I recently ran into the issue of having to find a machine that was still using Internet Explorer (IE) 6. Keep in mind that IE 8 is currently in beta. This problem arose after going through a remote troubleshooting session with a client for which I designed a Website. They were seeing errors in the site’s layout that I did not see. While I diligently tested the site in most of the major browsers (IE 7, Chrome, Firefox, Safari), I neglected to test it in IE 6 because I did not have it anywhere around. Plus it is old and I did not think it was still used. But much to my chagrin, there are some companies still using it. › Continue reading
Posted Monday, September 22nd, 2008 by Anthony Woodard | No Comments
Plain and simple, good documentation costs money. Either you have to find someone to write documentation full-time or have your developers spend their time (and your money) writing it. I have never been a part of a situation where writing a tome that exists outside of the code base works. Most developers would not have the time or patience to read it let alone write it. But in a situation where the proper programming language along with its best practices are used, the code’s methods should be self-explanatory. Then code documentation would only have to be done to explain special cases or addenda.
If your project is especially complex, comprehensive test suites can be used to explain its behaviors and outline its goals. These suites can be executed by a dedicated software tester or by the developer. One way to prevent bad code from clogging the development cycle is to have the developer run a specific set of tests that finds bugs in the code and also performs a functionality smoke test. Then have a dedicated tester run specific tests that ensure the code does what it is intended to do.
The bottom line is you want your people doing what they do best. Developers write code, not documentation. So if your find yourself spending extensive time training new developers on the intricacies of your code, make sure your are following the best practices of the programming language being used, document special cases or addenda, and use comprehensive test suites to cover the rest.
Posted Friday, September 19th, 2008 by Anthony Woodard | 2 Comments
Co-author: Kevin Armstrong
We the people of the United States are faced with economic hardships, a climate crisis, catastrophic natural disasters, wars, rumors of wars, a failing education system, plus many more public and private issues. At this point in our nation’s history, the 44th President has the enormous task of redirecting the people in a more positive direction. At the forefront of any change initiative is communication. The President must be able to clearly relay his or her vision in order to bring the people around a shared sense of purpose.
With the Internet being a major component of communication, we took the liberty of rating each candidate’s website. › Continue reading
Posted Monday, September 15th, 2008 by Anthony Woodard | No Comments
What does Web development the smart way mean?
Very simply, Web development the smart way means to develop proper solutions using the Web that will also advance the Web development community.
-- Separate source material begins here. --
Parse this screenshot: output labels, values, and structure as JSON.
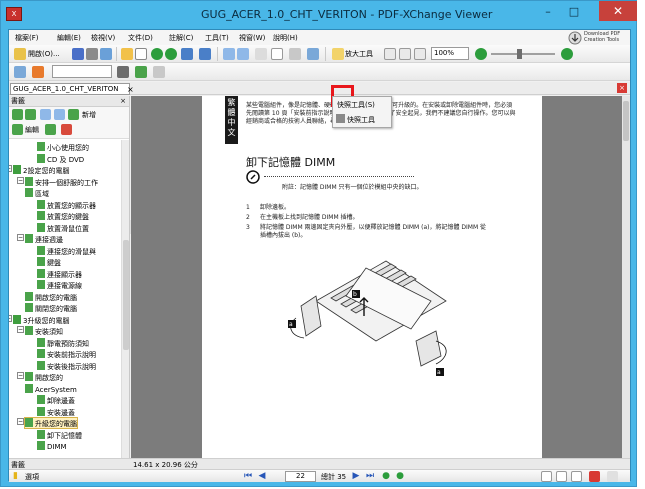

So, to develop proper solutions using the Web that will also advance the Web development community, we must be disciplined in our software development methodologies while ensuring we are using the best parts of whatever Web technology we choose to use.
Posted Saturday, September 13th, 2008 by Anthony Woodard | No Comments
First I would like to extend kudos to the No Fluff Just Stuff group for putting together an excellent Rich Web Experience symposium. All who attended had the opportunity to hear from and talk with some of the industry’s best and brightest.
- Know that browsers are software built using either incomplete or miscomprehended specs. So don’t get caught up in complaining about what the browser does not do. Start exploiting their good parts.
- Always remember that to the user the UI is the system. So usability should be very high on your list.
Posted Friday, September 12th, 2008 by Anthony Woodard | No Comments
What drives leadership is different than what drives management. I have found that knowing the responsibilities, actions, behaviors and mentality of a leader and the difference between leadership and management can mean the difference between successful change and failure. Knowing when to incorporate the actions of a manager with the actions of a leader is an important aspect of leadership. In order for an organization to survive over the long term, it must have a solid view of its external and internal environment. Changes in the external environment trigger changes internally. Some environmental changes require an organization to make small, incremental changes while others require an organization to make strategic changes which includes changes to structure, culture and strategy. Leadership is an integral part of managing strategic organizational change. Leadership provides the plan, vision and motivation for implementing strategic change. Leadership has the ability to influence people and move them in the direction to accomplish a goal.